Eric Swanson Staff Writer email@example.com
Ada lost about $56,000 in sales tax revenue in May, but the drop should not affect the current budget, according to the city’s finance director.
The city’s deposit for July indicates that Ada collected about $1.19 million in sales tax revenue in May, the most recent month for which figures were available. Deposits are two months behind the actual sales tax collection.
Local merchants reported that their sales were down $1.4 million in May, which represents a loss of about $56,000 in sales tax revenues.
The loss in sales tax revenue shouldn’t affect the city’s current budget unless those collections fall below a certain level, finance director Donna Doolen said Tuesday.

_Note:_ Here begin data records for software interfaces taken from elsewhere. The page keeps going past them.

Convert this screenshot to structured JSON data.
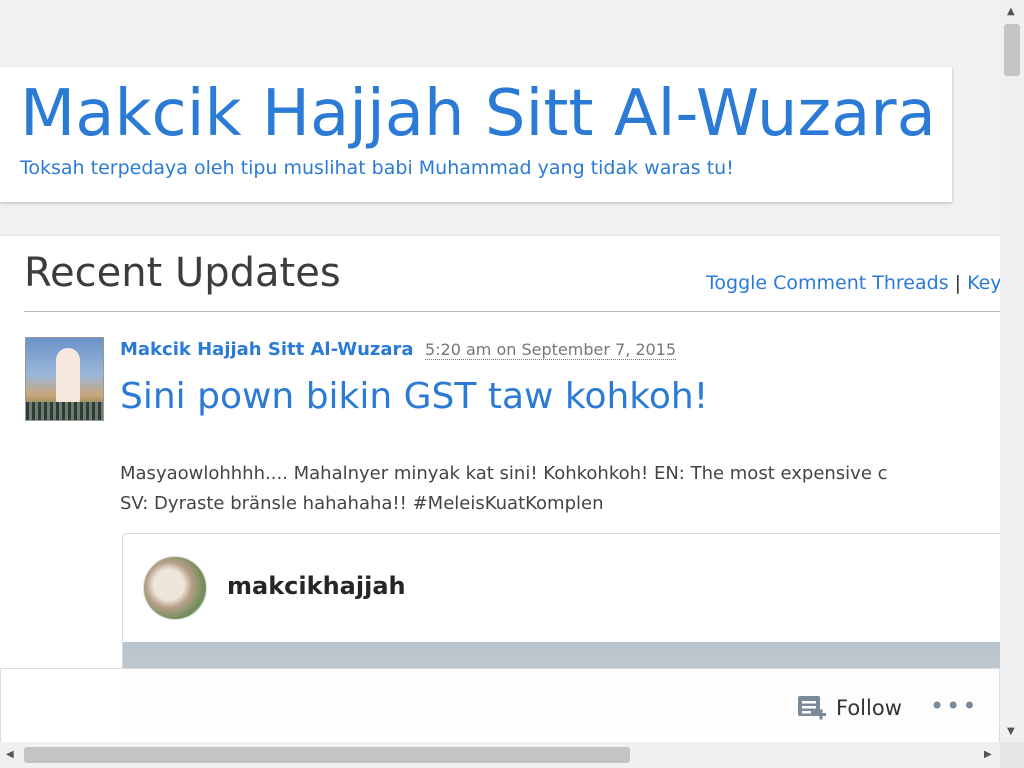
{
  "site": {
    "title": "Makcik Hajjah Sitt Al-Wuzara",
    "description": "Toksah terpedaya oleh tipu muslihat babi Muhammad yang tidak waras tu!"
  },
  "section": {
    "title": "Recent Updates",
    "toggle_link": "Toggle Comment Threads",
    "separator": "|",
    "keyboard_link": "Key"
  },
  "post": {
    "author": "Makcik Hajjah Sitt Al-Wuzara",
    "date": "5:20 am on September 7, 2015",
    "title": "Sini pown bikin GST taw kohkoh!",
    "body_line1": "Masyaowlohhhh.... Mahalnyer minyak kat sini! Kohkohkoh! EN: The most expensive c",
    "body_line2": "SV: Dyraste bränsle hahahaha!! #MeleisKuatKomplen",
    "embed": {
      "username": "makcikhajjah"
    }
  },
  "follow_bar": {
    "follow_label": "Follow",
    "more_label": "•••"
  },
  "scrollbar": {
    "up": "▲",
    "down": "▼",
    "left": "◀",
    "right": "▶"
  }
}
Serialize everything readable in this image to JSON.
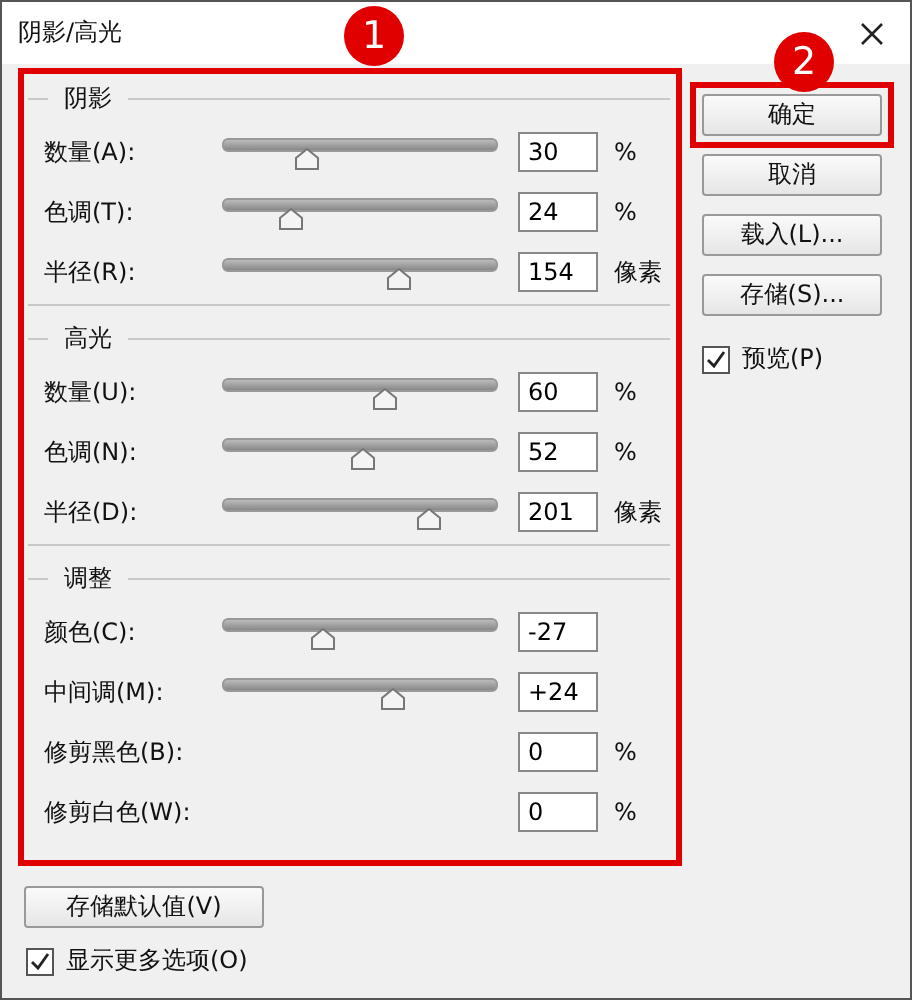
{
  "window": {
    "title": "阴影/高光"
  },
  "annotations": [
    {
      "label": "1"
    },
    {
      "label": "2"
    }
  ],
  "sections": [
    {
      "title": "阴影",
      "rows": [
        {
          "kind": "slider",
          "label": "数量(A):",
          "value": "30",
          "unit": "%",
          "level": 0.3
        },
        {
          "kind": "slider",
          "label": "色调(T):",
          "value": "24",
          "unit": "%",
          "level": 0.24
        },
        {
          "kind": "slider",
          "label": "半径(R):",
          "value": "154",
          "unit": "像素",
          "level": 0.64
        }
      ]
    },
    {
      "title": "高光",
      "rows": [
        {
          "kind": "slider",
          "label": "数量(U):",
          "value": "60",
          "unit": "%",
          "level": 0.59
        },
        {
          "kind": "slider",
          "label": "色调(N):",
          "value": "52",
          "unit": "%",
          "level": 0.51
        },
        {
          "kind": "slider",
          "label": "半径(D):",
          "value": "201",
          "unit": "像素",
          "level": 0.75
        }
      ]
    },
    {
      "title": "调整",
      "rows": [
        {
          "kind": "slider",
          "label": "颜色(C):",
          "value": "-27",
          "level": 0.36
        },
        {
          "kind": "slider",
          "label": "中间调(M):",
          "value": "+24",
          "level": 0.62
        },
        {
          "kind": "field",
          "label": "修剪黑色(B):",
          "value": "0",
          "unit": "%"
        },
        {
          "kind": "field",
          "label": "修剪白色(W):",
          "value": "0",
          "unit": "%"
        }
      ]
    }
  ],
  "buttons": [
    {
      "label": "确定",
      "highlighted": true
    },
    {
      "label": "取消",
      "highlighted": false
    },
    {
      "label": "载入(L)...",
      "highlighted": false
    },
    {
      "label": "存储(S)...",
      "highlighted": false
    }
  ],
  "preview": {
    "label": "预览(P)",
    "checked": true
  },
  "save_defaults_button": "存储默认值(V)",
  "more_options": {
    "label": "显示更多选项(O)",
    "checked": true
  }
}
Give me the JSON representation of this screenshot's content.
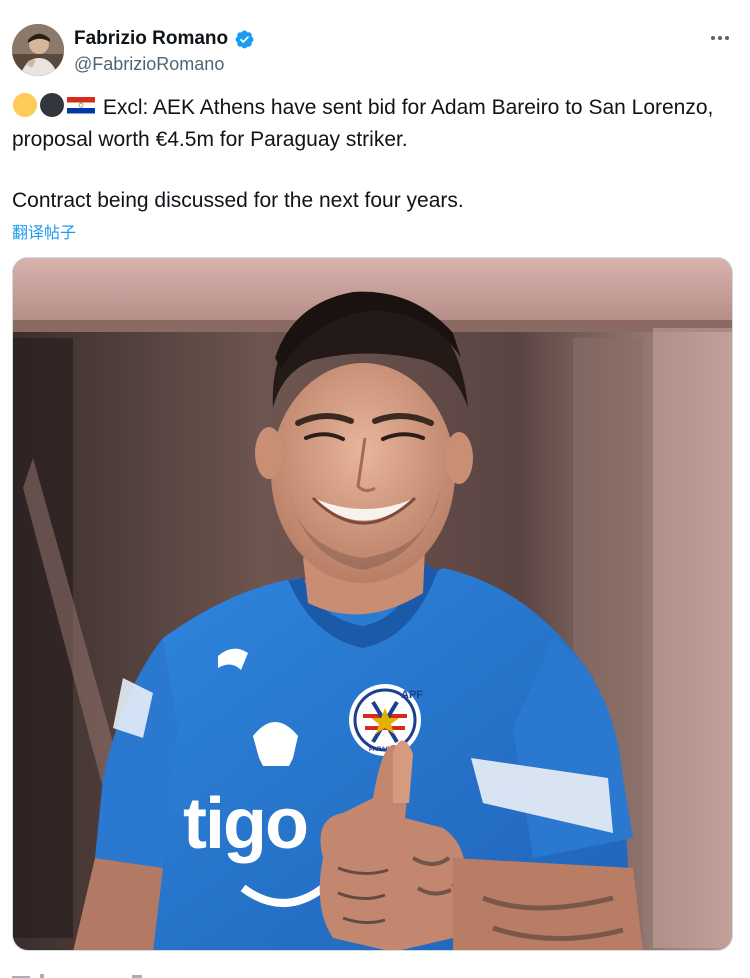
{
  "author": {
    "display_name": "Fabrizio Romano",
    "handle": "@FabrizioRomano",
    "verified": true,
    "avatar_icon": "profile-photo"
  },
  "menu": {
    "icon": "more-horizontal-icon"
  },
  "tweet": {
    "emojis": [
      "yellow-circle",
      "black-circle",
      "paraguay-flag"
    ],
    "paragraph1": "Excl: AEK Athens have sent bid for Adam Bareiro to San Lorenzo, proposal worth €4.5m for Paraguay striker.",
    "paragraph2": "Contract being discussed for the next four years.",
    "translate_label": "翻译帖子"
  },
  "media": {
    "kit": {
      "badge_text": "APF",
      "badge_subtext": "PARAGUAY",
      "sponsor": "tigo"
    }
  },
  "colors": {
    "accent": "#1d9bf0",
    "text": "#0f1419",
    "secondary": "#536471",
    "shirt": "#2f7fd6"
  }
}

“Because the process in place only allows the general fund to budget 90 percent of the estimated revenue to be generated in the year to come, then as long as a decrease is not extreme, the current budget should be fine,” she said in an email. “It will begin affecting the current budget when sales tax collections fall below the amount budgeted (that 90 percent). Should that occur, the city manager will have to propose a rebalanced budget.”
Building a budget
Sales tax revenues are the key to the city’s budget, accounting for approximately 70 percent of the general fund. The city uses that fund to cover a variety of expenses, including street maintenance, public safety and some administrative costs.
Ada reported a 2.36 percent increase in sales tax collections in fiscal year 2012-13, but collections were strongest in the last six months of 2012, Doolen said. She added that city officials have predicted that collections in 2013-14 will be about 2.5 percent higher than they were the previous year.
“Realistically, we anticipate monthly fluctuations and as long as they aren’t significant dips, then we wait to see where we are closer to mid-year,” she said. “If at that time, the actual collections to the budgeted revenue aren’t looking favorably, measures are taken by the city manager to rebalance the budget.”
Doolen said it was too early to tell whether May’s lower sales tax collections were a fluke or a sign of a larger trend, but she noted that sales tax revenues have been unstable since at least 2008. She said if the numbers indicate a longer trend, the city could be forced to cut back on services.
May’s sales tax numbers represented a slight decline rather than a dramatic drop in collections, said Joe Hill, vice president of the Ada Jobs Foundation. Still, Jobs Foundation officials are studying the numbers and trying to decide whether they represent a blip or the start of a more worrisome trend.
Hill said he compared Ada’s numbers with figures from Ardmore, Durant and McAlester, and all three cities reported lower sales tax collections in May 2013 compared to May 2012. He added that Durant’s figures for May 2013 were close to their numbers from the year before.
Ardmore’s sales tax collections dropped from $1.6 million in May 2012 to $1.5 million in May of this year, and McAlester’s fell from $1.25 million to $1.12 million, Hill said.
He said Jobs Foundation officials are always concerned whenever Ada’s sales tax revenues drop, and they are looking at possible reasons for May’s lower numbers. He speculated that a combination of factors — higher unemployment numbers, a weak national economy and rising gas prices — could be responsible.
“We’re maybe not seeing as many people that want to drive into Ada for groceries and things,” he said. “They may be reducing the number of trips.”
He said worries about the federal health care reform law may have prompted consumers to cut back on their spending.
Gem Jewelers owner Diane Criswell said her store has seen less foot traffic this year than it did in May 2012, and so have other downtown merchants. She did not have specific numbers, however.
Criswell said the city’s sales tax numbers for May highlighted the importance of patronizing local merchants whenever possible.
“I think it’s something to certainly be aware of and try to stress to people — how important sales tax is and to shop locally,” she said. “Because that was a pretty big drop.”